__Task details__:
Show every line from the entries that follow which holds the word "CCleaner".
===== Records to process =====
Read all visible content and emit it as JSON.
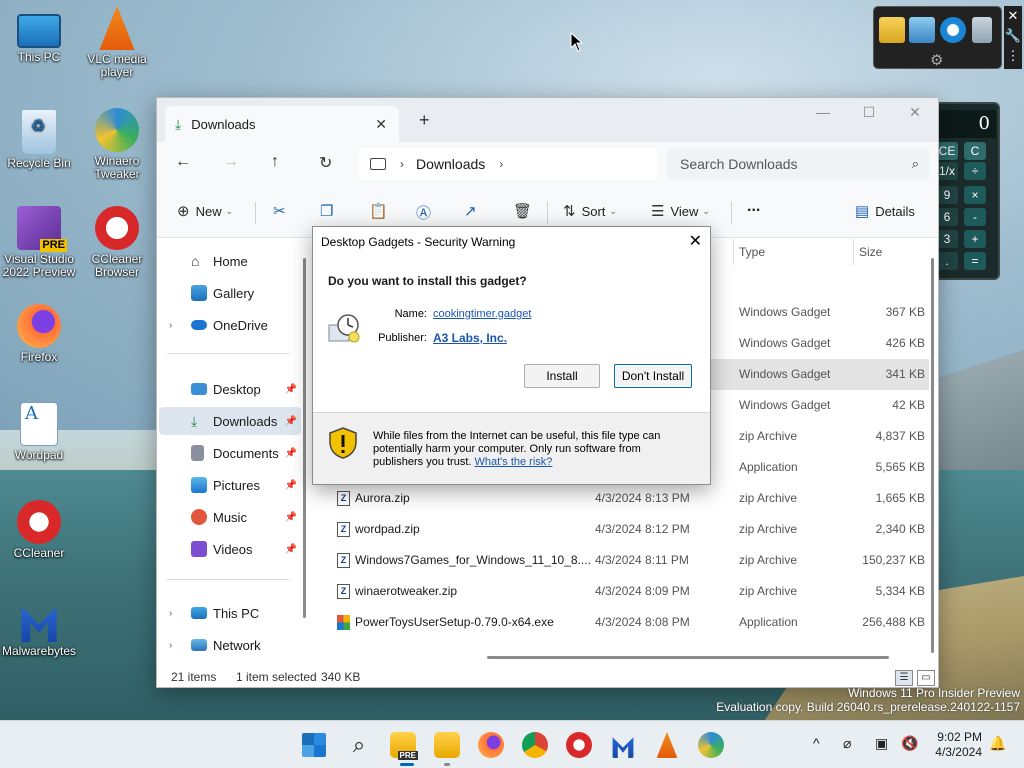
{
  "desktop": {
    "icons": [
      {
        "label": "This PC"
      },
      {
        "label": "VLC media player"
      },
      {
        "label": "Recycle Bin"
      },
      {
        "label": "Winaero Tweaker"
      },
      {
        "label": "Visual Studio 2022 Preview"
      },
      {
        "label": "CCleaner Browser"
      },
      {
        "label": "Firefox"
      },
      {
        "label": "Wordpad"
      },
      {
        "label": "CCleaner"
      },
      {
        "label": "Malwarebytes"
      }
    ],
    "pre_badge": "PRE"
  },
  "calculator": {
    "display": "0",
    "keys": [
      "CE",
      "C",
      "1/x",
      "÷",
      "9",
      "×",
      "6",
      "-",
      "3",
      "+",
      ".",
      "="
    ]
  },
  "explorer": {
    "tab_title": "Downloads",
    "address": {
      "crumb": "Downloads"
    },
    "search_placeholder": "Search Downloads",
    "toolbar": {
      "new_label": "New",
      "sort_label": "Sort",
      "view_label": "View",
      "more_label": "...",
      "details_label": "Details"
    },
    "sidebar": {
      "home": "Home",
      "gallery": "Gallery",
      "onedrive": "OneDrive",
      "desktop": "Desktop",
      "downloads": "Downloads",
      "documents": "Documents",
      "pictures": "Pictures",
      "music": "Music",
      "videos": "Videos",
      "thispc": "This PC",
      "network": "Network"
    },
    "columns": {
      "type": "Type",
      "size": "Size"
    },
    "rows": [
      {
        "name": "",
        "date": "",
        "type": "Windows Gadget",
        "size": "367 KB"
      },
      {
        "name": "",
        "date": "",
        "type": "Windows Gadget",
        "size": "426 KB"
      },
      {
        "name": "",
        "date": "",
        "type": "Windows Gadget",
        "size": "341 KB"
      },
      {
        "name": "",
        "date": "",
        "type": "Windows Gadget",
        "size": "42 KB"
      },
      {
        "name": "",
        "date": "",
        "type": "zip Archive",
        "size": "4,837 KB"
      },
      {
        "name": "",
        "date": "",
        "type": "Application",
        "size": "5,565 KB"
      },
      {
        "name": "Aurora.zip",
        "date": "4/3/2024 8:13 PM",
        "type": "zip Archive",
        "size": "1,665 KB"
      },
      {
        "name": "wordpad.zip",
        "date": "4/3/2024 8:12 PM",
        "type": "zip Archive",
        "size": "2,340 KB"
      },
      {
        "name": "Windows7Games_for_Windows_11_10_8....",
        "date": "4/3/2024 8:11 PM",
        "type": "zip Archive",
        "size": "150,237 KB"
      },
      {
        "name": "winaerotweaker.zip",
        "date": "4/3/2024 8:09 PM",
        "type": "zip Archive",
        "size": "5,334 KB"
      },
      {
        "name": "PowerToysUserSetup-0.79.0-x64.exe",
        "date": "4/3/2024 8:08 PM",
        "type": "Application",
        "size": "256,488 KB"
      }
    ],
    "status": {
      "count": "21 items",
      "selected": "1 item selected",
      "size": "340 KB"
    }
  },
  "dialog": {
    "title": "Desktop Gadgets - Security Warning",
    "question": "Do you want to install this gadget?",
    "name_label": "Name:",
    "name_value": "cookingtimer.gadget",
    "publisher_label": "Publisher:",
    "publisher_value": "A3 Labs, Inc.",
    "install_label": "Install",
    "dont_install_label": "Don't Install",
    "warning_text": "While files from the Internet can be useful, this file type can potentially harm your computer. Only run software from publishers you trust.",
    "risk_link": "What's the risk?"
  },
  "watermark": {
    "line1": "Windows 11 Pro Insider Preview",
    "line2": "Evaluation copy. Build 26040.rs_prerelease.240122-1157"
  },
  "taskbar": {
    "pre_badge": "PRE",
    "time": "9:02 PM",
    "date": "4/3/2024"
  },
  "colors": {
    "accent": "#0067c0",
    "link": "#1a56b0",
    "selection": "#e3e3e3"
  }
}
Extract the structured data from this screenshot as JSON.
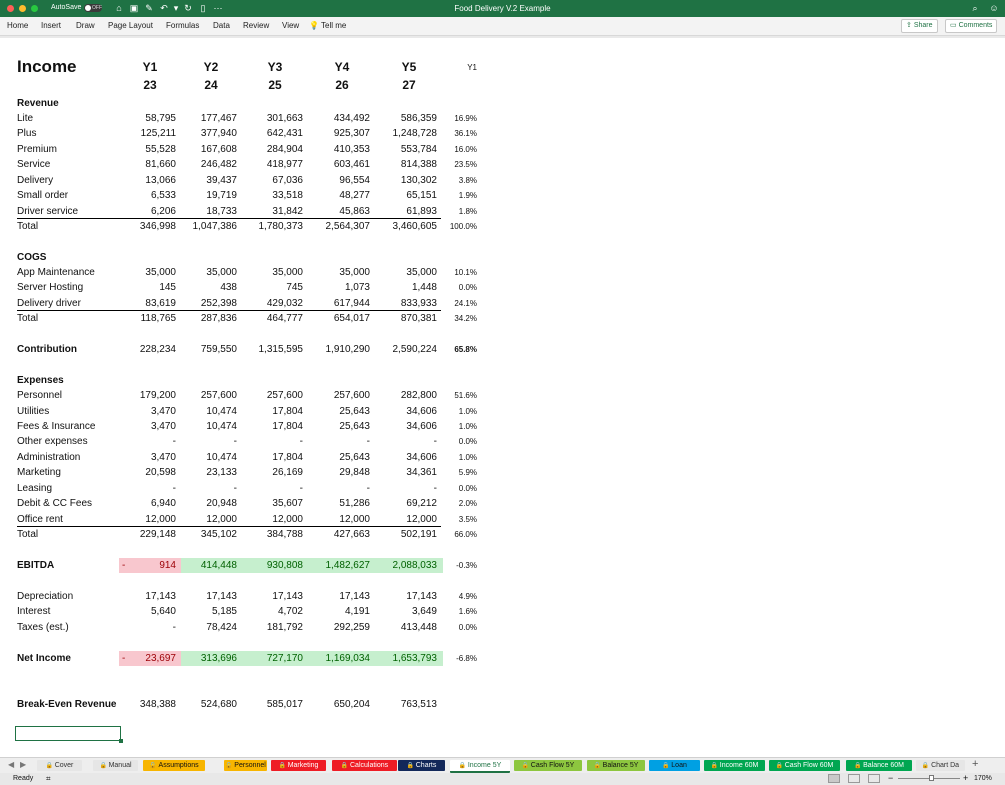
{
  "titlebar": {
    "autosave_label": "AutoSave",
    "toggle_state": "OFF",
    "doc_title": "Food Delivery V.2 Example",
    "colors": {
      "green": "#1f7244"
    }
  },
  "menubar": {
    "items": [
      "Home",
      "Insert",
      "Draw",
      "Page Layout",
      "Formulas",
      "Data",
      "Review",
      "View"
    ],
    "tell_me": "Tell me",
    "share": "Share",
    "comments": "Comments"
  },
  "sheet": {
    "title": "Income",
    "years": [
      "Y1",
      "Y2",
      "Y3",
      "Y4",
      "Y5"
    ],
    "year_nums": [
      "23",
      "24",
      "25",
      "26",
      "27"
    ],
    "pct_header": "Y1",
    "revenue_header": "Revenue",
    "revenue": [
      {
        "label": "Lite",
        "v": [
          "58,795",
          "177,467",
          "301,663",
          "434,492",
          "586,359"
        ],
        "p": "16.9%"
      },
      {
        "label": "Plus",
        "v": [
          "125,211",
          "377,940",
          "642,431",
          "925,307",
          "1,248,728"
        ],
        "p": "36.1%"
      },
      {
        "label": "Premium",
        "v": [
          "55,528",
          "167,608",
          "284,904",
          "410,353",
          "553,784"
        ],
        "p": "16.0%"
      },
      {
        "label": "Service",
        "v": [
          "81,660",
          "246,482",
          "418,977",
          "603,461",
          "814,388"
        ],
        "p": "23.5%"
      },
      {
        "label": "Delivery",
        "v": [
          "13,066",
          "39,437",
          "67,036",
          "96,554",
          "130,302"
        ],
        "p": "3.8%"
      },
      {
        "label": "Small order",
        "v": [
          "6,533",
          "19,719",
          "33,518",
          "48,277",
          "65,151"
        ],
        "p": "1.9%"
      },
      {
        "label": "Driver service",
        "v": [
          "6,206",
          "18,733",
          "31,842",
          "45,863",
          "61,893"
        ],
        "p": "1.8%"
      }
    ],
    "revenue_total": {
      "label": "Total",
      "v": [
        "346,998",
        "1,047,386",
        "1,780,373",
        "2,564,307",
        "3,460,605"
      ],
      "p": "100.0%"
    },
    "cogs_header": "COGS",
    "cogs": [
      {
        "label": "App Maintenance",
        "v": [
          "35,000",
          "35,000",
          "35,000",
          "35,000",
          "35,000"
        ],
        "p": "10.1%"
      },
      {
        "label": "Server Hosting",
        "v": [
          "145",
          "438",
          "745",
          "1,073",
          "1,448"
        ],
        "p": "0.0%"
      },
      {
        "label": "Delivery driver",
        "v": [
          "83,619",
          "252,398",
          "429,032",
          "617,944",
          "833,933"
        ],
        "p": "24.1%"
      }
    ],
    "cogs_total": {
      "label": "Total",
      "v": [
        "118,765",
        "287,836",
        "464,777",
        "654,017",
        "870,381"
      ],
      "p": "34.2%"
    },
    "contribution": {
      "label": "Contribution",
      "v": [
        "228,234",
        "759,550",
        "1,315,595",
        "1,910,290",
        "2,590,224"
      ],
      "p": "65.8%"
    },
    "expenses_header": "Expenses",
    "expenses": [
      {
        "label": "Personnel",
        "v": [
          "179,200",
          "257,600",
          "257,600",
          "257,600",
          "282,800"
        ],
        "p": "51.6%"
      },
      {
        "label": "Utilities",
        "v": [
          "3,470",
          "10,474",
          "17,804",
          "25,643",
          "34,606"
        ],
        "p": "1.0%"
      },
      {
        "label": "Fees & Insurance",
        "v": [
          "3,470",
          "10,474",
          "17,804",
          "25,643",
          "34,606"
        ],
        "p": "1.0%"
      },
      {
        "label": "Other expenses",
        "v": [
          "-",
          "-",
          "-",
          "-",
          "-"
        ],
        "p": "0.0%"
      },
      {
        "label": "Administration",
        "v": [
          "3,470",
          "10,474",
          "17,804",
          "25,643",
          "34,606"
        ],
        "p": "1.0%"
      },
      {
        "label": "Marketing",
        "v": [
          "20,598",
          "23,133",
          "26,169",
          "29,848",
          "34,361"
        ],
        "p": "5.9%"
      },
      {
        "label": "Leasing",
        "v": [
          "-",
          "-",
          "-",
          "-",
          "-"
        ],
        "p": "0.0%"
      },
      {
        "label": "Debit & CC Fees",
        "v": [
          "6,940",
          "20,948",
          "35,607",
          "51,286",
          "69,212"
        ],
        "p": "2.0%"
      },
      {
        "label": "Office rent",
        "v": [
          "12,000",
          "12,000",
          "12,000",
          "12,000",
          "12,000"
        ],
        "p": "3.5%"
      }
    ],
    "expenses_total": {
      "label": "Total",
      "v": [
        "229,148",
        "345,102",
        "384,788",
        "427,663",
        "502,191"
      ],
      "p": "66.0%"
    },
    "ebitda": {
      "label": "EBITDA",
      "neg": "-",
      "v": [
        "914",
        "414,448",
        "930,808",
        "1,482,627",
        "2,088,033"
      ],
      "p": "-0.3%"
    },
    "other": [
      {
        "label": "Depreciation",
        "v": [
          "17,143",
          "17,143",
          "17,143",
          "17,143",
          "17,143"
        ],
        "p": "4.9%"
      },
      {
        "label": "Interest",
        "v": [
          "5,640",
          "5,185",
          "4,702",
          "4,191",
          "3,649"
        ],
        "p": "1.6%"
      },
      {
        "label": "Taxes (est.)",
        "v": [
          "-",
          "78,424",
          "181,792",
          "292,259",
          "413,448"
        ],
        "p": "0.0%"
      }
    ],
    "net_income": {
      "label": "Net Income",
      "neg": "-",
      "v": [
        "23,697",
        "313,696",
        "727,170",
        "1,169,034",
        "1,653,793"
      ],
      "p": "-6.8%"
    },
    "break_even": {
      "label": "Break-Even Revenue",
      "v": [
        "348,388",
        "524,680",
        "585,017",
        "650,204",
        "763,513"
      ]
    },
    "colors": {
      "neg_fill": "#f8c7ce",
      "neg_text": "#9c0006",
      "pos_fill": "#c6efce",
      "pos_text": "#006100"
    }
  },
  "tabs": [
    {
      "name": "Cover",
      "bg": "#e6e6e6",
      "fg": "#333",
      "lock": true
    },
    {
      "name": "Manual",
      "bg": "#e6e6e6",
      "fg": "#333",
      "lock": true
    },
    {
      "name": "Assumptions",
      "bg": "#f7b500",
      "fg": "#111",
      "lock": true
    },
    {
      "name": "Personnel",
      "bg": "#f7b500",
      "fg": "#111",
      "lock": true
    },
    {
      "name": "Marketing",
      "bg": "#ee1c25",
      "fg": "#fff",
      "lock": true
    },
    {
      "name": "Calculations",
      "bg": "#ee1c25",
      "fg": "#fff",
      "lock": true
    },
    {
      "name": "Charts",
      "bg": "#13285a",
      "fg": "#fff",
      "lock": true
    },
    {
      "name": "Income 5Y",
      "bg": "#ffffff",
      "fg": "#1f7244",
      "lock": true,
      "active": true
    },
    {
      "name": "Cash Flow 5Y",
      "bg": "#8dc63f",
      "fg": "#111",
      "lock": true
    },
    {
      "name": "Balance 5Y",
      "bg": "#8dc63f",
      "fg": "#111",
      "lock": true
    },
    {
      "name": "Loan",
      "bg": "#00a0e3",
      "fg": "#111",
      "lock": true
    },
    {
      "name": "Income 60M",
      "bg": "#00a651",
      "fg": "#fff",
      "lock": true
    },
    {
      "name": "Cash Flow 60M",
      "bg": "#00a651",
      "fg": "#fff",
      "lock": true
    },
    {
      "name": "Balance 60M",
      "bg": "#00a651",
      "fg": "#fff",
      "lock": true
    },
    {
      "name": "Chart Da",
      "bg": "#e6e6e6",
      "fg": "#333",
      "lock": true
    }
  ],
  "status": {
    "ready": "Ready",
    "zoom": "170%"
  }
}
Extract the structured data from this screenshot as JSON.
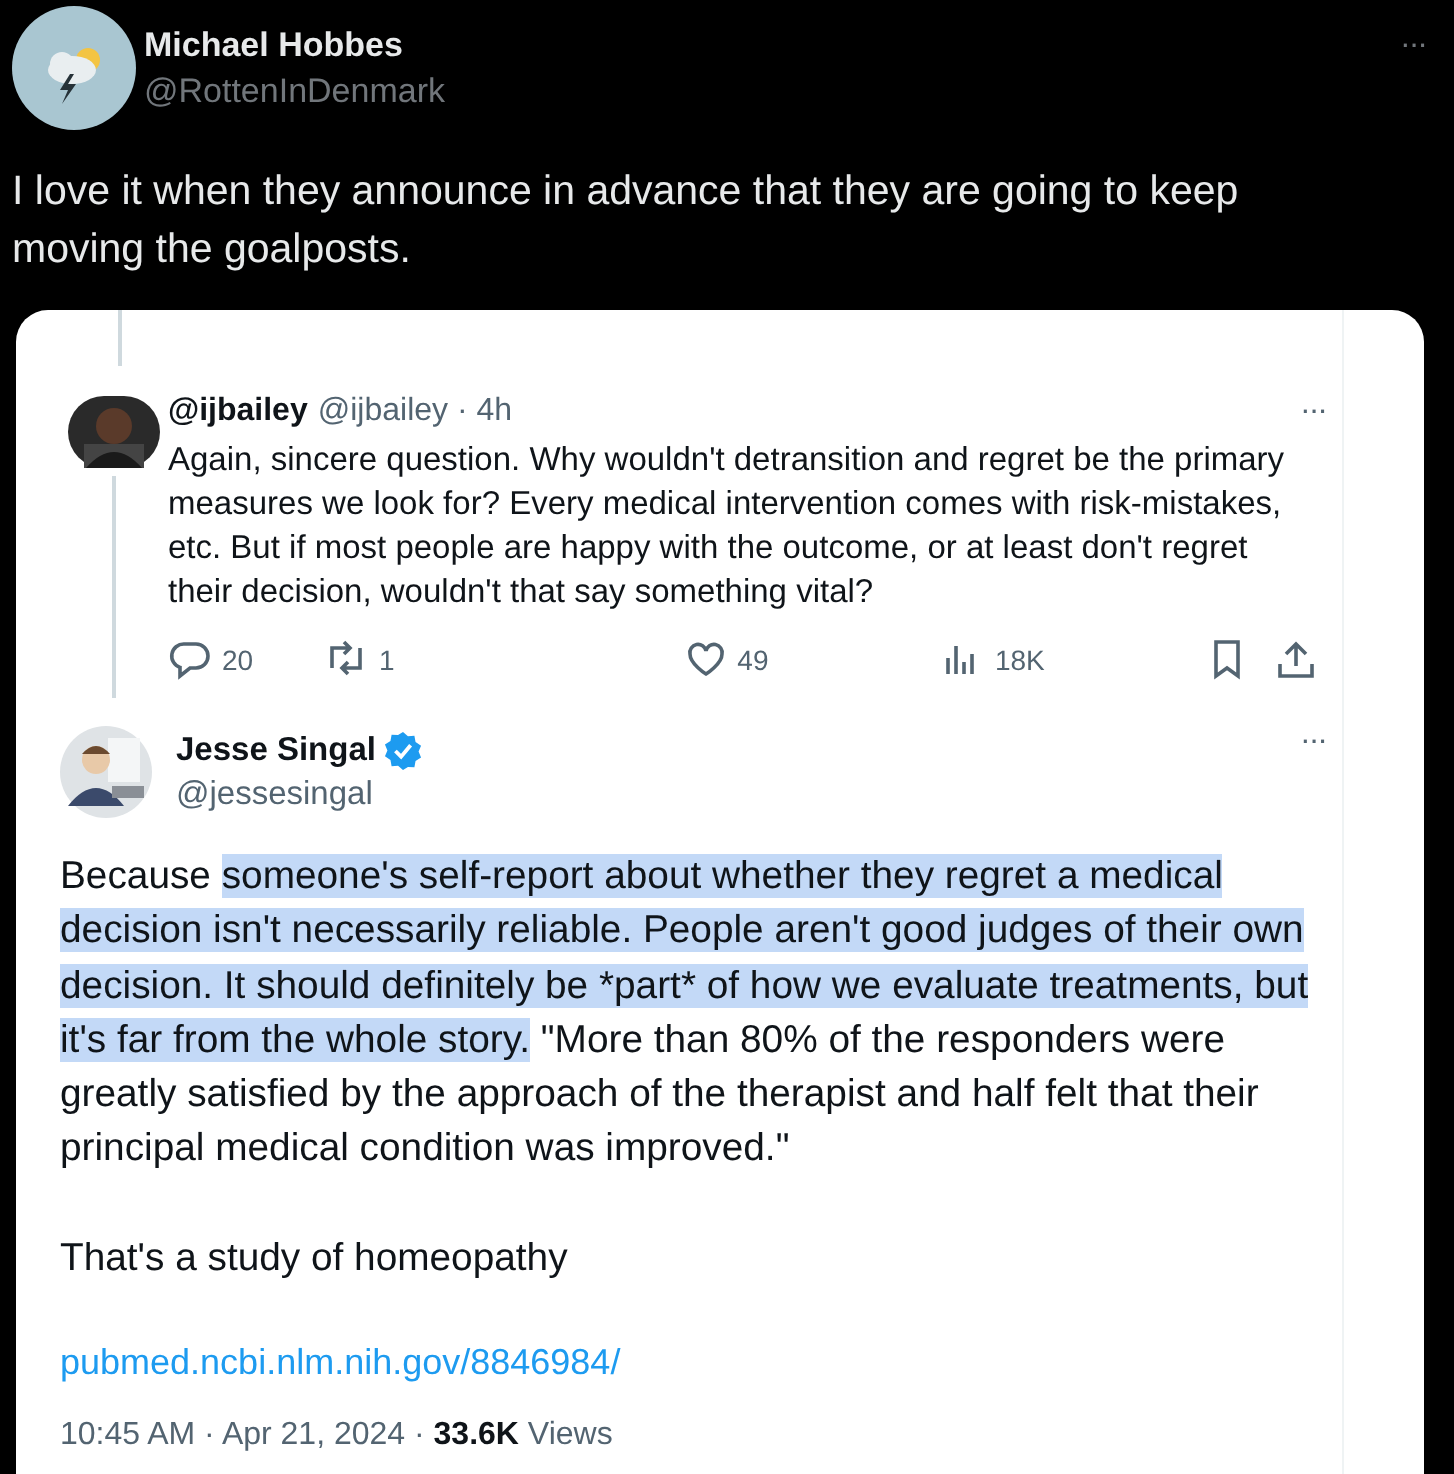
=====
__Response below__:
        "label": "CCleaner Browser"
        "label": "CCleaner"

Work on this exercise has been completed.